THE DATA —

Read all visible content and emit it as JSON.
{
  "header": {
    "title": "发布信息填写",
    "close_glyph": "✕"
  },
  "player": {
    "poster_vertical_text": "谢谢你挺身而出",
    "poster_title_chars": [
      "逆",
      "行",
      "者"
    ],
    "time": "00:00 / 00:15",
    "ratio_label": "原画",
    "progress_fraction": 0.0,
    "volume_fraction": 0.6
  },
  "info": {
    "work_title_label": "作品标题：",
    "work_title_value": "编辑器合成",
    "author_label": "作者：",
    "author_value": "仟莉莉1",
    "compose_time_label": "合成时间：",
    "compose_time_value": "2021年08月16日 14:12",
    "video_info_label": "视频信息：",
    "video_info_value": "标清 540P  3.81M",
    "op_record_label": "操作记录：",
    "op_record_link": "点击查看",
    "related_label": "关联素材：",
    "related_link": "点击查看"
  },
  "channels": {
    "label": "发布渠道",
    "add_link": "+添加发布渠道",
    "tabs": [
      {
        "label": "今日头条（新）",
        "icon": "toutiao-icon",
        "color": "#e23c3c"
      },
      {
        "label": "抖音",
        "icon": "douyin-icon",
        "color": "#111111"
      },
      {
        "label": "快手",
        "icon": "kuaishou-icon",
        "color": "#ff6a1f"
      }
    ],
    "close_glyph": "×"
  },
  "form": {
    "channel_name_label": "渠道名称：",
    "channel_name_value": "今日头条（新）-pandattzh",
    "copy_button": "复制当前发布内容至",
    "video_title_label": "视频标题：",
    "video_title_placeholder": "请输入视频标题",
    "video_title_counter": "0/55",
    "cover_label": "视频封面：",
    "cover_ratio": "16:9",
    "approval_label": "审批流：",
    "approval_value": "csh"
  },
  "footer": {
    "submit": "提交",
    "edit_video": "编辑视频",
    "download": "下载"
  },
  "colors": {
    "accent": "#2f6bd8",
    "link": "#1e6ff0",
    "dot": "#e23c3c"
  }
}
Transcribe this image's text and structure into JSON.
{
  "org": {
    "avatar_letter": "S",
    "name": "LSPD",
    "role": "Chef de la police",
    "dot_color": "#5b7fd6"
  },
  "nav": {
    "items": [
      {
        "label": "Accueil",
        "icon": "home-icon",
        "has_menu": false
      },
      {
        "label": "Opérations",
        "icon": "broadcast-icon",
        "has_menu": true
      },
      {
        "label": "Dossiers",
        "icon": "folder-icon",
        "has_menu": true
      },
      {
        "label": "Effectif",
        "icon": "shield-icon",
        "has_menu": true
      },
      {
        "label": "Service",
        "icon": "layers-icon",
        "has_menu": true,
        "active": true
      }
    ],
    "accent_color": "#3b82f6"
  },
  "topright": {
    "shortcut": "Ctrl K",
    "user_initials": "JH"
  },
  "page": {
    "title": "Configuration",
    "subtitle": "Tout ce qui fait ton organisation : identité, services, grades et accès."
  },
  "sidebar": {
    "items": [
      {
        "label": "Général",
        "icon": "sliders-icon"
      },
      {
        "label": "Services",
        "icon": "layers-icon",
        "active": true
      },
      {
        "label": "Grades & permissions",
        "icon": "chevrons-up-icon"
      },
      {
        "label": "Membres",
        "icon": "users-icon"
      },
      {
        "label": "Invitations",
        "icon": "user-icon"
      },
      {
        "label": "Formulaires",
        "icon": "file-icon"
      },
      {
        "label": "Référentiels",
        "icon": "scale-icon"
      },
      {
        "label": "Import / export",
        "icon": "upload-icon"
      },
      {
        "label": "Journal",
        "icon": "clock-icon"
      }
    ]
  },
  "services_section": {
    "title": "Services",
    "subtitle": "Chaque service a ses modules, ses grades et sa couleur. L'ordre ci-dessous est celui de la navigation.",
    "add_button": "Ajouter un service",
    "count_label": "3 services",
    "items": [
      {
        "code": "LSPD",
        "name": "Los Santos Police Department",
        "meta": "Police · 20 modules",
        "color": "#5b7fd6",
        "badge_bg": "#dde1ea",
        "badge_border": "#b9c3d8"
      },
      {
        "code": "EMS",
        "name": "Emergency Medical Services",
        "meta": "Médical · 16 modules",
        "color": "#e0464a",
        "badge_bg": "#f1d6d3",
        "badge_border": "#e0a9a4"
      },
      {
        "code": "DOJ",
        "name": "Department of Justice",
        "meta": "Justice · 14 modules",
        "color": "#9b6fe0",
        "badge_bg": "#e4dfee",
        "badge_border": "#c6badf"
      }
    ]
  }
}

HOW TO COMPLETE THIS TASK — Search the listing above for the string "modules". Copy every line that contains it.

SOLUTION BELOW —
    "subtitle": "Chaque service a ses modules, ses grades et sa couleur. L'ordre ci-dessous est celui de la navigation.",
        "meta": "Police · 20 modules",
        "meta": "Médical · 16 modules",
        "meta": "Justice · 14 modules",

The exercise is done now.